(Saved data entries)
+===+

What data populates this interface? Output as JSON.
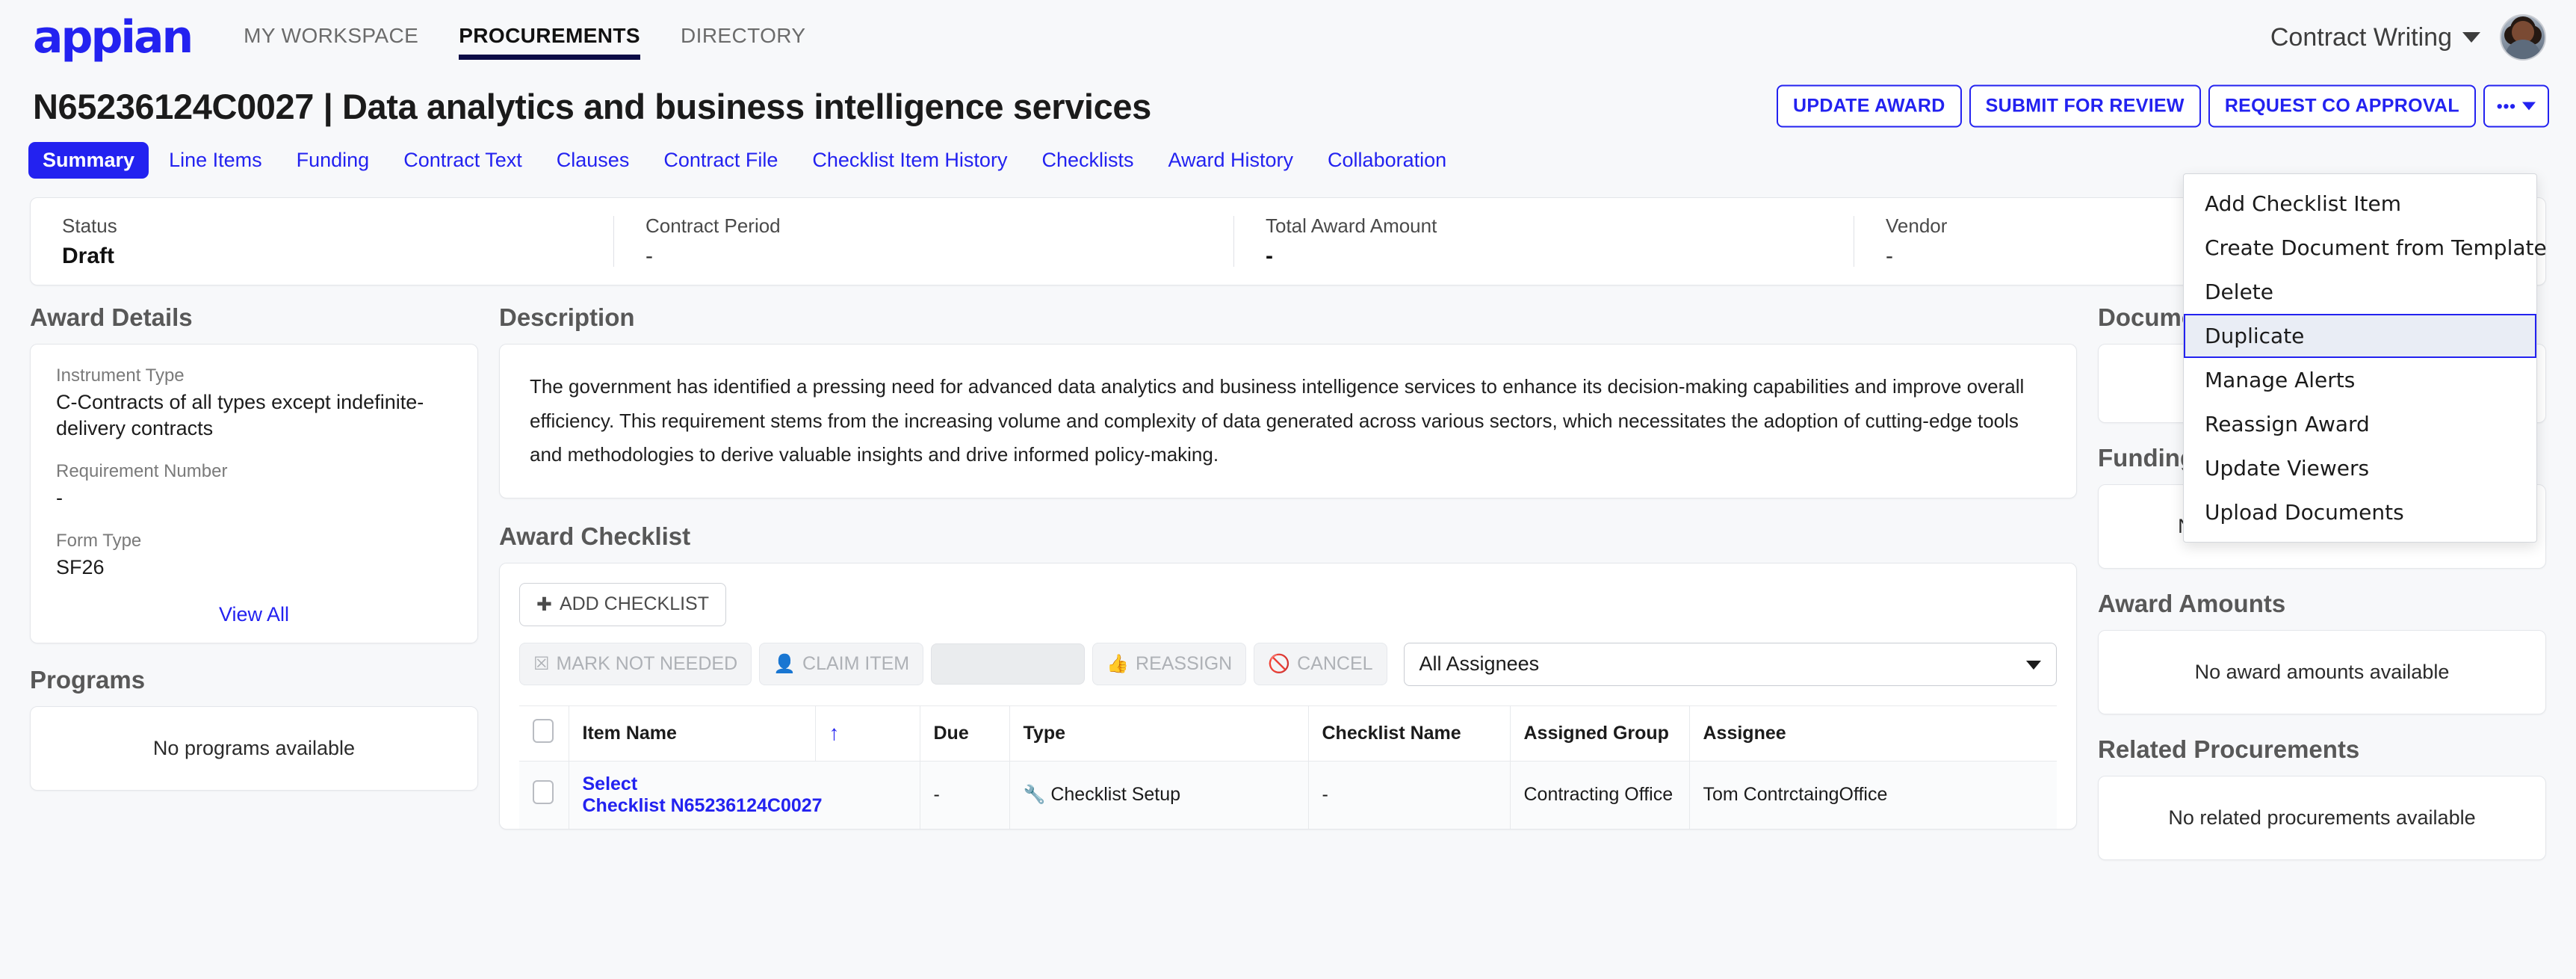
{
  "brand": {
    "logo_text": "appian",
    "accent": "#2322f0"
  },
  "topnav": {
    "items": [
      {
        "label": "MY WORKSPACE",
        "active": false
      },
      {
        "label": "PROCUREMENTS",
        "active": true
      },
      {
        "label": "DIRECTORY",
        "active": false
      }
    ],
    "user_name": "Contract Writing"
  },
  "header": {
    "title": "N65236124C0027 | Data analytics and business intelligence services",
    "actions": [
      {
        "label": "UPDATE AWARD"
      },
      {
        "label": "SUBMIT FOR REVIEW"
      },
      {
        "label": "REQUEST CO APPROVAL"
      }
    ],
    "more_dots": "•••"
  },
  "more_menu": {
    "items": [
      {
        "label": "Add Checklist Item",
        "selected": false
      },
      {
        "label": "Create Document from Template",
        "selected": false
      },
      {
        "label": "Delete",
        "selected": false
      },
      {
        "label": "Duplicate",
        "selected": true
      },
      {
        "label": "Manage Alerts",
        "selected": false
      },
      {
        "label": "Reassign Award",
        "selected": false
      },
      {
        "label": "Update Viewers",
        "selected": false
      },
      {
        "label": "Upload Documents",
        "selected": false
      }
    ]
  },
  "tabs": [
    {
      "label": "Summary",
      "active": true
    },
    {
      "label": "Line Items",
      "active": false
    },
    {
      "label": "Funding",
      "active": false
    },
    {
      "label": "Contract Text",
      "active": false
    },
    {
      "label": "Clauses",
      "active": false
    },
    {
      "label": "Contract File",
      "active": false
    },
    {
      "label": "Checklist Item History",
      "active": false
    },
    {
      "label": "Checklists",
      "active": false
    },
    {
      "label": "Award History",
      "active": false
    },
    {
      "label": "Collaboration",
      "active": false
    }
  ],
  "status_strip": [
    {
      "label": "Status",
      "value": "Draft",
      "bold": true
    },
    {
      "label": "Contract Period",
      "value": "-",
      "bold": false
    },
    {
      "label": "Total Award Amount",
      "value": "-",
      "bold": true
    },
    {
      "label": "Vendor",
      "value": "-",
      "bold": false
    }
  ],
  "award_details": {
    "title": "Award Details",
    "fields": [
      {
        "label": "Instrument Type",
        "value": "C-Contracts of all types except indefinite-delivery contracts"
      },
      {
        "label": "Requirement Number",
        "value": "-"
      },
      {
        "label": "Form Type",
        "value": "SF26"
      }
    ],
    "view_all": "View All"
  },
  "programs": {
    "title": "Programs",
    "empty": "No programs available"
  },
  "description": {
    "title": "Description",
    "text": "The government has identified a pressing need for advanced data analytics and business intelligence services to enhance its decision-making capabilities and improve overall efficiency. This requirement stems from the increasing volume and complexity of data generated across various sectors, which necessitates the adoption of cutting-edge tools and methodologies to derive valuable insights and drive informed policy-making."
  },
  "award_checklist": {
    "title": "Award Checklist",
    "add_button": "ADD CHECKLIST",
    "add_icon": "✚",
    "toolbar": [
      {
        "label": "MARK NOT NEEDED",
        "icon": "▣"
      },
      {
        "label": "CLAIM ITEM",
        "icon": "👤"
      },
      {
        "label": "REASSIGN",
        "icon": "👍"
      },
      {
        "label": "CANCEL",
        "icon": "⃠"
      }
    ],
    "assignee_filter": "All Assignees",
    "columns": [
      "Item Name",
      "",
      "Due",
      "Type",
      "Checklist Name",
      "Assigned Group",
      "Assignee"
    ],
    "sort_indicator": "↑",
    "rows": [
      {
        "item_name": "Select",
        "item_name_sub": "Checklist N65236124C0027",
        "due": "-",
        "type": "Checklist Setup",
        "type_icon": "🔧",
        "checklist_name": "-",
        "assigned_group": "Contracting Office",
        "assignee": "Tom ContrctaingOffice"
      }
    ]
  },
  "right_panels": [
    {
      "title": "Documents",
      "empty": ""
    },
    {
      "title": "Funding",
      "empty": "No funding information available"
    },
    {
      "title": "Award Amounts",
      "empty": "No award amounts available"
    },
    {
      "title": "Related Procurements",
      "empty": "No related procurements available"
    }
  ]
}
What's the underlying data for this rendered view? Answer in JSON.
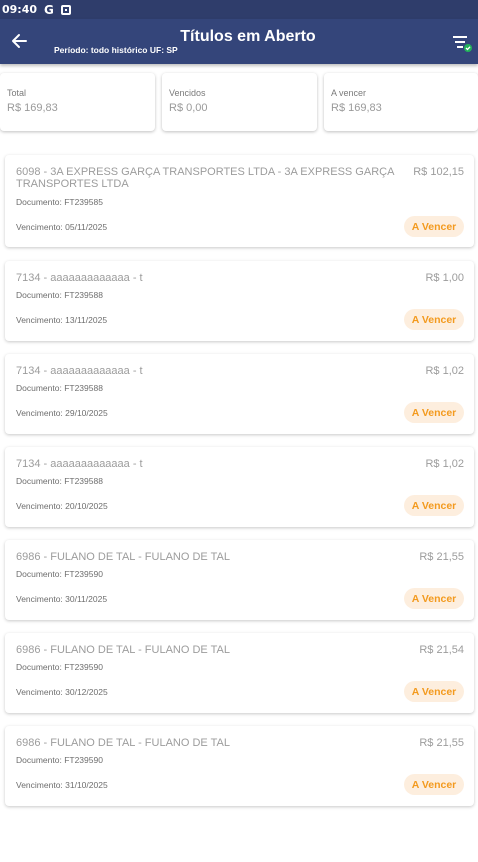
{
  "status_bar": {
    "time": "09:40",
    "google_letter": "G"
  },
  "header": {
    "title": "Títulos em Aberto",
    "subtitle": "Período: todo histórico UF: SP"
  },
  "summary": [
    {
      "label": "Total",
      "value": "R$ 169,83"
    },
    {
      "label": "Vencidos",
      "value": "R$ 0,00"
    },
    {
      "label": "A vencer",
      "value": "R$ 169,83"
    }
  ],
  "titles": [
    {
      "name": "6098   - 3A EXPRESS GARÇA TRANSPORTES LTDA - 3A EXPRESS GARÇA TRANSPORTES LTDA",
      "amount": "R$ 102,15",
      "document": "Documento: FT239585",
      "due": "Vencimento: 05/11/2025",
      "status": "A Vencer"
    },
    {
      "name": "7134   - aaaaaaaaaaaaa - t",
      "amount": "R$ 1,00",
      "document": "Documento: FT239588",
      "due": "Vencimento: 13/11/2025",
      "status": "A Vencer"
    },
    {
      "name": "7134   - aaaaaaaaaaaaa - t",
      "amount": "R$ 1,02",
      "document": "Documento: FT239588",
      "due": "Vencimento: 29/10/2025",
      "status": "A Vencer"
    },
    {
      "name": "7134   - aaaaaaaaaaaaa - t",
      "amount": "R$ 1,02",
      "document": "Documento: FT239588",
      "due": "Vencimento: 20/10/2025",
      "status": "A Vencer"
    },
    {
      "name": "6986   - FULANO DE TAL - FULANO DE TAL",
      "amount": "R$ 21,55",
      "document": "Documento: FT239590",
      "due": "Vencimento: 30/11/2025",
      "status": "A Vencer"
    },
    {
      "name": "6986   - FULANO DE TAL - FULANO DE TAL",
      "amount": "R$ 21,54",
      "document": "Documento: FT239590",
      "due": "Vencimento: 30/12/2025",
      "status": "A Vencer"
    },
    {
      "name": "6986   - FULANO DE TAL - FULANO DE TAL",
      "amount": "R$ 21,55",
      "document": "Documento: FT239590",
      "due": "Vencimento: 31/10/2025",
      "status": "A Vencer"
    }
  ],
  "icons": {
    "back": "arrow-left-icon",
    "filter": "filter-check-icon",
    "notification": "notification-square-icon"
  },
  "colors": {
    "app_bar": "#34457a",
    "status_bar": "#2f3d6b",
    "badge_text": "#f39a1e",
    "badge_bg": "#fdeede",
    "filter_check": "#22b35a"
  }
}
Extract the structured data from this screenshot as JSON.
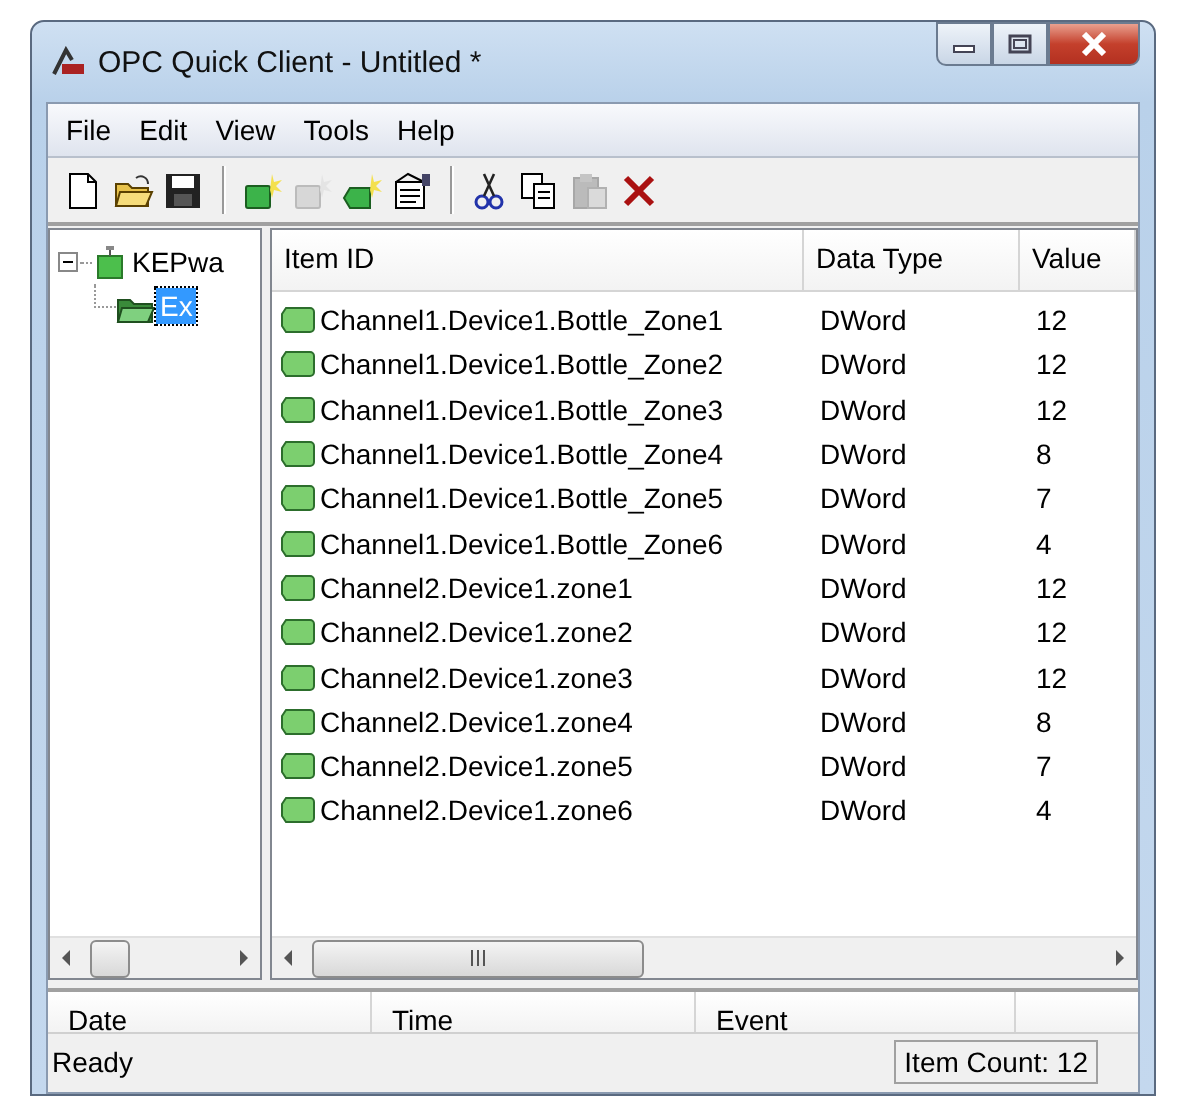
{
  "window": {
    "title": "OPC Quick Client - Untitled *"
  },
  "menu": [
    "File",
    "Edit",
    "View",
    "Tools",
    "Help"
  ],
  "toolbar": [
    [
      {
        "kind": "new",
        "disabled": false
      },
      {
        "kind": "open",
        "disabled": false
      },
      {
        "kind": "save",
        "disabled": false
      }
    ],
    [
      {
        "kind": "new-server",
        "disabled": false
      },
      {
        "kind": "new-group",
        "disabled": true
      },
      {
        "kind": "new-item",
        "disabled": false
      },
      {
        "kind": "properties",
        "disabled": false
      }
    ],
    [
      {
        "kind": "cut",
        "disabled": false
      },
      {
        "kind": "copy",
        "disabled": false
      },
      {
        "kind": "paste",
        "disabled": true
      },
      {
        "kind": "delete",
        "disabled": false
      }
    ]
  ],
  "tree": [
    {
      "label": "KEPwa",
      "expanded": true,
      "selected": false,
      "children": [
        {
          "label": "Ex",
          "selected": true
        }
      ]
    }
  ],
  "table": {
    "columns": [
      "Item ID",
      "Data Type",
      "Value"
    ],
    "rows": [
      [
        "Channel1.Device1.Bottle_Zone1",
        "DWord",
        "12"
      ],
      [
        "Channel1.Device1.Bottle_Zone2",
        "DWord",
        "12"
      ],
      [
        "Channel1.Device1.Bottle_Zone3",
        "DWord",
        "12"
      ],
      [
        "Channel1.Device1.Bottle_Zone4",
        "DWord",
        "8"
      ],
      [
        "Channel1.Device1.Bottle_Zone5",
        "DWord",
        "7"
      ],
      [
        "Channel1.Device1.Bottle_Zone6",
        "DWord",
        "4"
      ],
      [
        "Channel2.Device1.zone1",
        "DWord",
        "12"
      ],
      [
        "Channel2.Device1.zone2",
        "DWord",
        "12"
      ],
      [
        "Channel2.Device1.zone3",
        "DWord",
        "12"
      ],
      [
        "Channel2.Device1.zone4",
        "DWord",
        "8"
      ],
      [
        "Channel2.Device1.zone5",
        "DWord",
        "7"
      ],
      [
        "Channel2.Device1.zone6",
        "DWord",
        "4"
      ]
    ]
  },
  "event_log": {
    "columns": [
      "Date",
      "Time",
      "Event"
    ]
  },
  "status_bar": {
    "message": "Ready",
    "item_count": "Item Count: 12"
  }
}
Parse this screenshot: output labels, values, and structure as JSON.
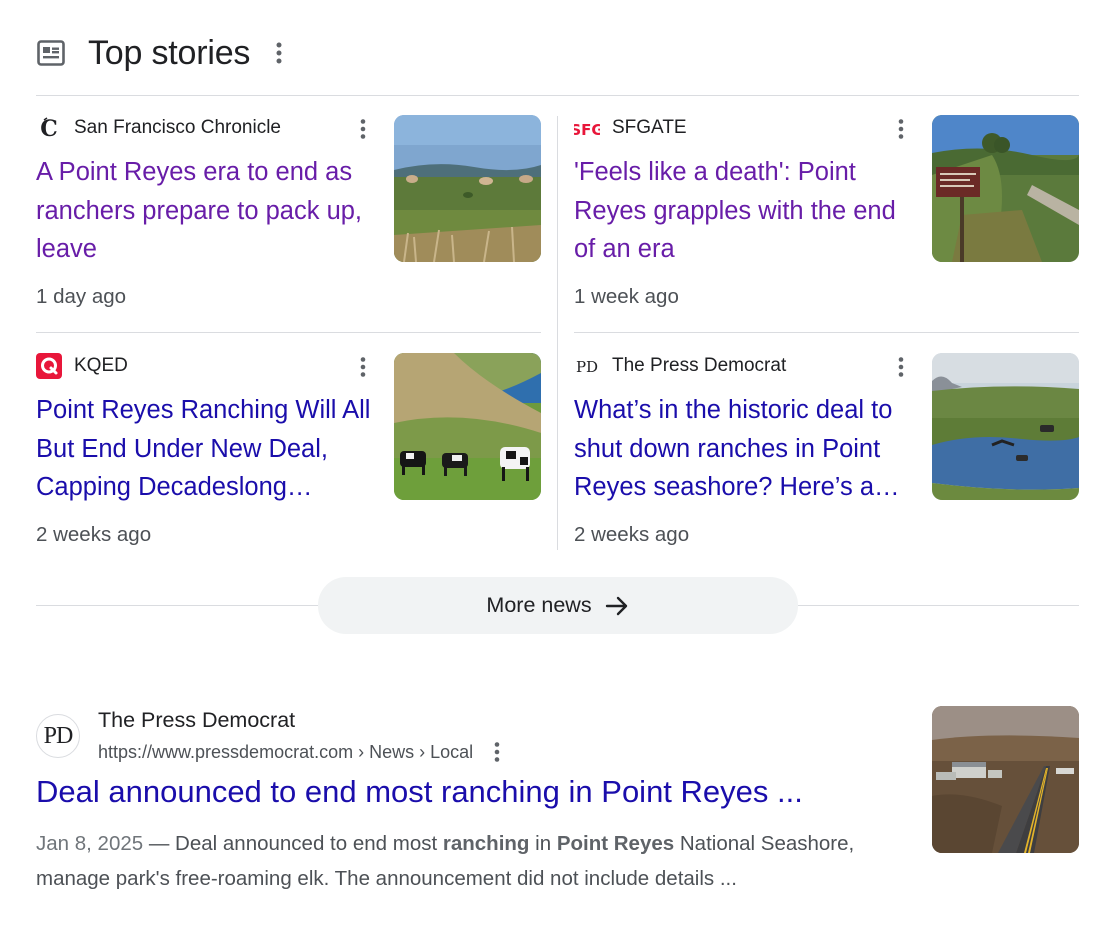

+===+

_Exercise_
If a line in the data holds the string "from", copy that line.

_Expected output_
        "label": "Create Document from Template",
    "text": "The government has identified a pressing need for advanced data analytics and business intelligence services to enhance its decision-making capabilities and improve overall efficiency. This requirement stems from the increasing volume and complexity of data generated across various sectors, which necessitates the adoption of cutting-edge tools and methodologies to derive valuable insights and drive informed policy-making."
Extract the structured data from this screenshot as JSON.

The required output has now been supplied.